Religious freedom remains a dream for Vietnamese Christians, despite recent reports touting the country’s diversity and tolerance.
The communist government only recognizes some Christian groups in the largely Buddhist nation, so many meet in unregistered home churches, risking arrest. Officials monitor religious activities and sometimes harass even officially recognized churches, leaving Catholic and Protestant groups at the mercy of local officials.
This year at least 50 Christians were arrested, many pastors and church leaders remain in prison, and a Hmong church elder died in police custody. For all these reasons, Open Doors International ranked Vietnam No. 21 on a list of the worst countries for religious freedom. In January, Vietnam enacted a new rule that made it harder for unregistered churches to become legal, according to Morning Star News. Critics said it was an attempt to stomp out house churches.
“Nothing like true religious freedom exists in Vietnam and the authoritarian government still regularly cracks down on religious groups,” said Ryan Morgan, International Christian Concern’s regional manager for Southeast Asia. “Christians simply cannot meet without the permission of the government.” Vietnam also requires all religious publishing go through a government agency. Bibles written in the language of the Hmong minority are still illegal and must be smuggled in.
In May, two Catholics were arrested after visiting a shrine, according to Baptist Press. When they were not released in September, a group of Catholics in northern Vietnam protested their detainment.

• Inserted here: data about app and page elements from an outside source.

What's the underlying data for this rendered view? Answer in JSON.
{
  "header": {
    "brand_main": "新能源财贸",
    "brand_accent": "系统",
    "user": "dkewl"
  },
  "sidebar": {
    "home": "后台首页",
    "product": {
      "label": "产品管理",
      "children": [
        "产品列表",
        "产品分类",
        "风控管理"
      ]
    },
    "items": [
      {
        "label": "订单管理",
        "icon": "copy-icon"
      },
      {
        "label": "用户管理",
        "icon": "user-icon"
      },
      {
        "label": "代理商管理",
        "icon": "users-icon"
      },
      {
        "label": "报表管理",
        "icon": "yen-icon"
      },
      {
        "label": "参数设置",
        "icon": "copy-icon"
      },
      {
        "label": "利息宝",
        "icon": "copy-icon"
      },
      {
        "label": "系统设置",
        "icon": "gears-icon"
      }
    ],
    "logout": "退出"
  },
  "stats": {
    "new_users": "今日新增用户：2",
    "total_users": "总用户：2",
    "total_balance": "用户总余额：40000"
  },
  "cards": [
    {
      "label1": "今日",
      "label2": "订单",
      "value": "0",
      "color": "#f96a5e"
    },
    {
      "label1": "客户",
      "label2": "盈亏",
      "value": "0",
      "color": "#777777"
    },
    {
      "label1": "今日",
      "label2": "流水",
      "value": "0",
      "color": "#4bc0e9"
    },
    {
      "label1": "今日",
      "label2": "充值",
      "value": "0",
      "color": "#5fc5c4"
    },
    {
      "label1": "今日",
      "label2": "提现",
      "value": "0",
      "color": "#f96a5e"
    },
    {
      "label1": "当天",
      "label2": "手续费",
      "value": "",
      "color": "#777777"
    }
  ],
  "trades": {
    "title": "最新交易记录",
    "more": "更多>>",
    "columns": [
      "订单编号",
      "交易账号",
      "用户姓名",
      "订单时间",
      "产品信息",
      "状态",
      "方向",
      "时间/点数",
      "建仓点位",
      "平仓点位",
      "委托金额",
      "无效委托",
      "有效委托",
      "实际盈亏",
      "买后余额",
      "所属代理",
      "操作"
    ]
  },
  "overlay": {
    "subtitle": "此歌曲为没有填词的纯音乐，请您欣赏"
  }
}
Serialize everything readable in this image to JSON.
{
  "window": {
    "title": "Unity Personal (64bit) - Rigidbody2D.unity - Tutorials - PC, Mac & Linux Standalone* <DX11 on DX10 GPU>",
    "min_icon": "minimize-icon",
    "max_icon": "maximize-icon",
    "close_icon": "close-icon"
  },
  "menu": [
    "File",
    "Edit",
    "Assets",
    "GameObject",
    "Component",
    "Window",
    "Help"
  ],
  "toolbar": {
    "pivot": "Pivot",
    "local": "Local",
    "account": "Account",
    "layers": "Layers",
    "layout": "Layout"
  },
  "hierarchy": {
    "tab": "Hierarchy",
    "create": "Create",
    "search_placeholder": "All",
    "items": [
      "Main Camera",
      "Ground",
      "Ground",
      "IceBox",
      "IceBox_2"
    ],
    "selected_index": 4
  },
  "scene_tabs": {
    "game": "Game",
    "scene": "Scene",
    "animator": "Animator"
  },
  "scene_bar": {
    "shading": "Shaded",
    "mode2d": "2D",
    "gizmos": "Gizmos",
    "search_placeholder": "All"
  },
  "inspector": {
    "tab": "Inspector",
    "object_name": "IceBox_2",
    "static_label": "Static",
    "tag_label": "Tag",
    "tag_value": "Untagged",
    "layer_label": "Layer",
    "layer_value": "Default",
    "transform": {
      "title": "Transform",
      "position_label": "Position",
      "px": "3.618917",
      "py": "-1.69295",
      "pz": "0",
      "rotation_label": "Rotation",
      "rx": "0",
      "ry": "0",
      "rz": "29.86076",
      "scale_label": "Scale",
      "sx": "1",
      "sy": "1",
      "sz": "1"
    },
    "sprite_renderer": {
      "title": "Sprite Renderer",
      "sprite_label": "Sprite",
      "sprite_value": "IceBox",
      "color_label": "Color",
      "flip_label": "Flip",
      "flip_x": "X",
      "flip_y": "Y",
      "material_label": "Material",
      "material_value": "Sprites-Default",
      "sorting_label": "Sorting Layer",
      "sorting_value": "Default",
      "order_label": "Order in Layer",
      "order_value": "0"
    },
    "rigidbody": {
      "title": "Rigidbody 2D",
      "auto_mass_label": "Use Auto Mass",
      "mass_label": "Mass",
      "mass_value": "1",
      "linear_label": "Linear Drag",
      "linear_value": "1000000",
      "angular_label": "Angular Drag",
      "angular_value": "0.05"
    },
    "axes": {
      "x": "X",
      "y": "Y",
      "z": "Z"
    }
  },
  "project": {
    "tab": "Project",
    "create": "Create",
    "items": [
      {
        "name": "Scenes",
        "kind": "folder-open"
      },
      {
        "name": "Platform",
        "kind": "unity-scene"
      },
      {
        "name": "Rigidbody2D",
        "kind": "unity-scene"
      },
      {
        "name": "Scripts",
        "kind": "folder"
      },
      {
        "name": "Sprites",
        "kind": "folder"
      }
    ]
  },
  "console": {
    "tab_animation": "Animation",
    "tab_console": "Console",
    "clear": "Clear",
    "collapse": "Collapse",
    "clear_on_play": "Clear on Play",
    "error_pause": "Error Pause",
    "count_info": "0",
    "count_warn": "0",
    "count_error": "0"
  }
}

Police and soldiers fired on the crowd, injuring 40 people.
After investigating the death of the church elder in police custody, officials said he died by electrocution, but claimed it was self-inflicted, according to Christian Solidarity Worldwide. The man’s family say he was killed by authorities.
The oppressive regime also seizes property. Morgan said authorities in the province of Binh Phuoc are “insisting on 116 chapels that fall under the legally registered Evangelical Church of Vietnam be torn down.” Asia News reported in September that the government was trying to take more land from the Redemptorists of Thai Ha parish, a Catholic group.
Todd Nettleton, director of Media Development for Voice of the Martyrs, said that “most government leaders certainly consider Christianity a ‘Western’ religion and see it as a threat to communist rule or even a form of espionage from the West designed to undermine their power.” He noted that “ethnic animosity” also comes into play in some arrests.
International Christian Concern obtained a list of more than 60 pastors and church leaders who remain in four prison camps. Nearly all of the prisoners on the list are members of ethnic minority communities in the Central Highlands of Vietnam, according to the organization.
Some U.S. legislators hope to pressure Vietnam to improve its treatment of Christians. By a 405-to-3 vote, the House of Representatives passed the Vietnam Human Rights Act in August. The bill would prohibit any increase in non-humanitarian aid to Vietnam unless it improves its record on human rights. Rep. Chris Smith, R-N.J., the bill’s sponsor, said: “Victims have been jailed and harassed just for practicing their faith and standing up for what they believe in.”